And just last week, Lucasfilm released a statement regarding the role that Star Wars creator George Lucas’s Expanded Universe might play in the upcoming series of films, saying that the films are “not beholden to the EU”:
“While Lucasfilm always strived to keep the stories created for the EU consistent with our film and television content as well as internally consistent, Lucas always made it clear that he was not beholden to the EU. [Lucas] set the films he created as the canon. This includes the six Star Wars episodes, and the many hours of content he developed and produced in Star Wars: The Clone Wars. These stories are the immovable objects of Star Wars history, the characters and events to which all other tales must align. Now, with an exciting future filled with new cinematic installments of Star Wars, all aspects of Star Wars storytelling moving forward will be connected. Under Lucasfilm President Kathleen Kennedy’s direction, the company for the first time ever has formed a story group to oversee and coordinate all Star Wars creative development.”

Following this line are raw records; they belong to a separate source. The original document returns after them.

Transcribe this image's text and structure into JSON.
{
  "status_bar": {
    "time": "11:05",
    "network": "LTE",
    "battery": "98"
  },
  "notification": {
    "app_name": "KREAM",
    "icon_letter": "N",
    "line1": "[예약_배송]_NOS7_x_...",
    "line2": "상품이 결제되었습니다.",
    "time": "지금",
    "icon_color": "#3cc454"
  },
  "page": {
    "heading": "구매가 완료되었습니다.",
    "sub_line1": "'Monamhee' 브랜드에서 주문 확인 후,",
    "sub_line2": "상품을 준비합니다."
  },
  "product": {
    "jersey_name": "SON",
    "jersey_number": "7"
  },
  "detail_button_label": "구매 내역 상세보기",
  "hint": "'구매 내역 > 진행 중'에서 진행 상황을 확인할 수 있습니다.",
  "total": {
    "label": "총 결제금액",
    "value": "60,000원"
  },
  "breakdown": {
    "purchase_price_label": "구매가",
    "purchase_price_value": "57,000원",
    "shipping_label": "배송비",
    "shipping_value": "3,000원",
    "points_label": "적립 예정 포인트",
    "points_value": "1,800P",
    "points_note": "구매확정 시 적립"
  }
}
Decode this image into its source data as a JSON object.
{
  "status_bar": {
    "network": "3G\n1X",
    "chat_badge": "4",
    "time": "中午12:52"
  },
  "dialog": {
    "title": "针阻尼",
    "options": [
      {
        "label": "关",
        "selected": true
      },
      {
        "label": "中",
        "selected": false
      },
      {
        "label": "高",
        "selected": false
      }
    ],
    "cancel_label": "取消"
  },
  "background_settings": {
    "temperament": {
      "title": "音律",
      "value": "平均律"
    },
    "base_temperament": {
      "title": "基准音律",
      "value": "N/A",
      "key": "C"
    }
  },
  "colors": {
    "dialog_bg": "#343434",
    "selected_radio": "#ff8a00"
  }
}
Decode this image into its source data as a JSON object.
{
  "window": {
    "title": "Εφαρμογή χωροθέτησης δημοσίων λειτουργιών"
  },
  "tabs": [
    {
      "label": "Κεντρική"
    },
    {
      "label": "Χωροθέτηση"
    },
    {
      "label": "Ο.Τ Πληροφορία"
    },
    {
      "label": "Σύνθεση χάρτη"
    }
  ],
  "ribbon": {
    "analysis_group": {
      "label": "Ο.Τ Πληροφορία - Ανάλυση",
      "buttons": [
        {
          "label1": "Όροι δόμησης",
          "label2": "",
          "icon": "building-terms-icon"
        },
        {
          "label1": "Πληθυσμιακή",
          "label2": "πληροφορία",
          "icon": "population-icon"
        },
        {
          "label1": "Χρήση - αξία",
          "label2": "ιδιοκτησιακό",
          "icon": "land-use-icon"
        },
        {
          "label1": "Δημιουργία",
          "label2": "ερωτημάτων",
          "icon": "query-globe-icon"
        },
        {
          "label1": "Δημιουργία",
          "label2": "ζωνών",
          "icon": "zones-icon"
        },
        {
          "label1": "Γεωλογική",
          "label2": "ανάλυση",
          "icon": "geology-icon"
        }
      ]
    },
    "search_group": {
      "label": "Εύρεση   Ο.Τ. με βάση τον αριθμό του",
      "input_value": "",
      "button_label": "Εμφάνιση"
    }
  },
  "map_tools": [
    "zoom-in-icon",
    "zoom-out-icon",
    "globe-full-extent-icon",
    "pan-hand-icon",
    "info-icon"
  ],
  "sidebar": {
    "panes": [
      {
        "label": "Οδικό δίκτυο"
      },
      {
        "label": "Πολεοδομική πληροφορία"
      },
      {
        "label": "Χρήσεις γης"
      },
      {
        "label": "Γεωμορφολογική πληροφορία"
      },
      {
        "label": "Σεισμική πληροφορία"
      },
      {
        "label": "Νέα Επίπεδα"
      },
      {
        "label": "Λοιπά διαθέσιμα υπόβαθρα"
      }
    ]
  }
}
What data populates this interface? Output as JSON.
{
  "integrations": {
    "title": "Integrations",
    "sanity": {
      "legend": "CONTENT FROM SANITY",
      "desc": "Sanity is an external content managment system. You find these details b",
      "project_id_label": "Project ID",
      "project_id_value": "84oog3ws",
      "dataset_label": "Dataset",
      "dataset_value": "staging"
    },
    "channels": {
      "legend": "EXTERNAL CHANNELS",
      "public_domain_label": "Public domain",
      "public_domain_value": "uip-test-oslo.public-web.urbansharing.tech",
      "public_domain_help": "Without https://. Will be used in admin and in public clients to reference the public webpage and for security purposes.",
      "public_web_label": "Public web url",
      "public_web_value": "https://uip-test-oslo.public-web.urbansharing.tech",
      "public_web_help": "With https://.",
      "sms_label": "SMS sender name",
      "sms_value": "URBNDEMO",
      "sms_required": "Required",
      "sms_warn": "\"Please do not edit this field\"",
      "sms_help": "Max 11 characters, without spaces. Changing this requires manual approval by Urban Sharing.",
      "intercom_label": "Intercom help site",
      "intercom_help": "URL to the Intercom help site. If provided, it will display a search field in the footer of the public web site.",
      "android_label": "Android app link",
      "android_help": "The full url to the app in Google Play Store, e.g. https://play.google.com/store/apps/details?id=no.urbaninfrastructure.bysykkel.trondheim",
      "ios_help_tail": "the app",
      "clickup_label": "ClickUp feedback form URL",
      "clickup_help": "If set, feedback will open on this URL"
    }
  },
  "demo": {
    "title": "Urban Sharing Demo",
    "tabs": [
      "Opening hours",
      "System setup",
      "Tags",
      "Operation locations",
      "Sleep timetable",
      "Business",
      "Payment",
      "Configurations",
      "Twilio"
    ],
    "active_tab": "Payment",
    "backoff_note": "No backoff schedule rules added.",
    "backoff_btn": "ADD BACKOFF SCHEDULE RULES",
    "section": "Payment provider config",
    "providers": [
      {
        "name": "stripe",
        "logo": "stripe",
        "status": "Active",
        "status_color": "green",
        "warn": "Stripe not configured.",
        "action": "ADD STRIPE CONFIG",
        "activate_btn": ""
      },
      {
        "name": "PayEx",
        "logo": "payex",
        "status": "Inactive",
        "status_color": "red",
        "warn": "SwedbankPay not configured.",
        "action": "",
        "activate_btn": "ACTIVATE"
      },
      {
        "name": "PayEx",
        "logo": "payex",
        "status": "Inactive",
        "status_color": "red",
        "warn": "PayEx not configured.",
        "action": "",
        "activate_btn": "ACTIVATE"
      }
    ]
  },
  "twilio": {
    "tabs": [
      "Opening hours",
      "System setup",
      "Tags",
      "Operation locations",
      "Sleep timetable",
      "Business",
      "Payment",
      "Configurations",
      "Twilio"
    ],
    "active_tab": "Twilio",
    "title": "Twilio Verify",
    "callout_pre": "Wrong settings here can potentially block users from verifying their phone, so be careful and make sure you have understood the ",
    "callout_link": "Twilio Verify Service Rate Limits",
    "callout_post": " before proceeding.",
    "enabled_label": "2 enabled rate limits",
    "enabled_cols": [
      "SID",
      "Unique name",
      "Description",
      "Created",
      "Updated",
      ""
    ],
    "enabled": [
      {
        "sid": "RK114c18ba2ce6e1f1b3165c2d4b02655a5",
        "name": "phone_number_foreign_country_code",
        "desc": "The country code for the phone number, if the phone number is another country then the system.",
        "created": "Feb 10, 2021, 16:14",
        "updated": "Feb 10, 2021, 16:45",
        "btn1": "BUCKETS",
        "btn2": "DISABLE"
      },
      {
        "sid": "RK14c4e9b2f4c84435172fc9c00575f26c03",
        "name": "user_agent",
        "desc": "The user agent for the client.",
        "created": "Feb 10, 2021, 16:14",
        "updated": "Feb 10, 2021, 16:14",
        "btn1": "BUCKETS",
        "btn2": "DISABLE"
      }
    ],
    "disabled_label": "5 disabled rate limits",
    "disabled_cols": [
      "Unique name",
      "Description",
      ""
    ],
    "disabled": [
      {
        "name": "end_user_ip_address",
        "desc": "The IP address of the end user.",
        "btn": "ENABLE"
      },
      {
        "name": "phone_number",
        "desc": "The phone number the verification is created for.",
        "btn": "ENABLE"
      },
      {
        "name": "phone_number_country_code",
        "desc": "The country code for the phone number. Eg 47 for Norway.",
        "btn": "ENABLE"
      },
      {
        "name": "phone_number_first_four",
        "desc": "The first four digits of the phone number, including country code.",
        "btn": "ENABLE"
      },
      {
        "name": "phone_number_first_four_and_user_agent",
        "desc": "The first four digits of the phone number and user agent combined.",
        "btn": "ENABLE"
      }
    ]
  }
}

Back in October 2012, Walt Disney purchased Lucasfilm—including the rights to all the Star Wars content—in a blockbuster $4.05 billion deal, with George Lucas receiving 40 million shares of Disney stock, becoming the second-largest non-institutional shareholder of Disney behind the estate of the late Apple co-founder Steve Jobs.
“For the past 35 years, one of my greatest pleasures has been to see Star Wars passed from one generation to the next,” said Lucas, chairman and CEO of Lucasfilm, in a statement. “It's now time for me to pass Star Wars on to a new generation of filmmakers.”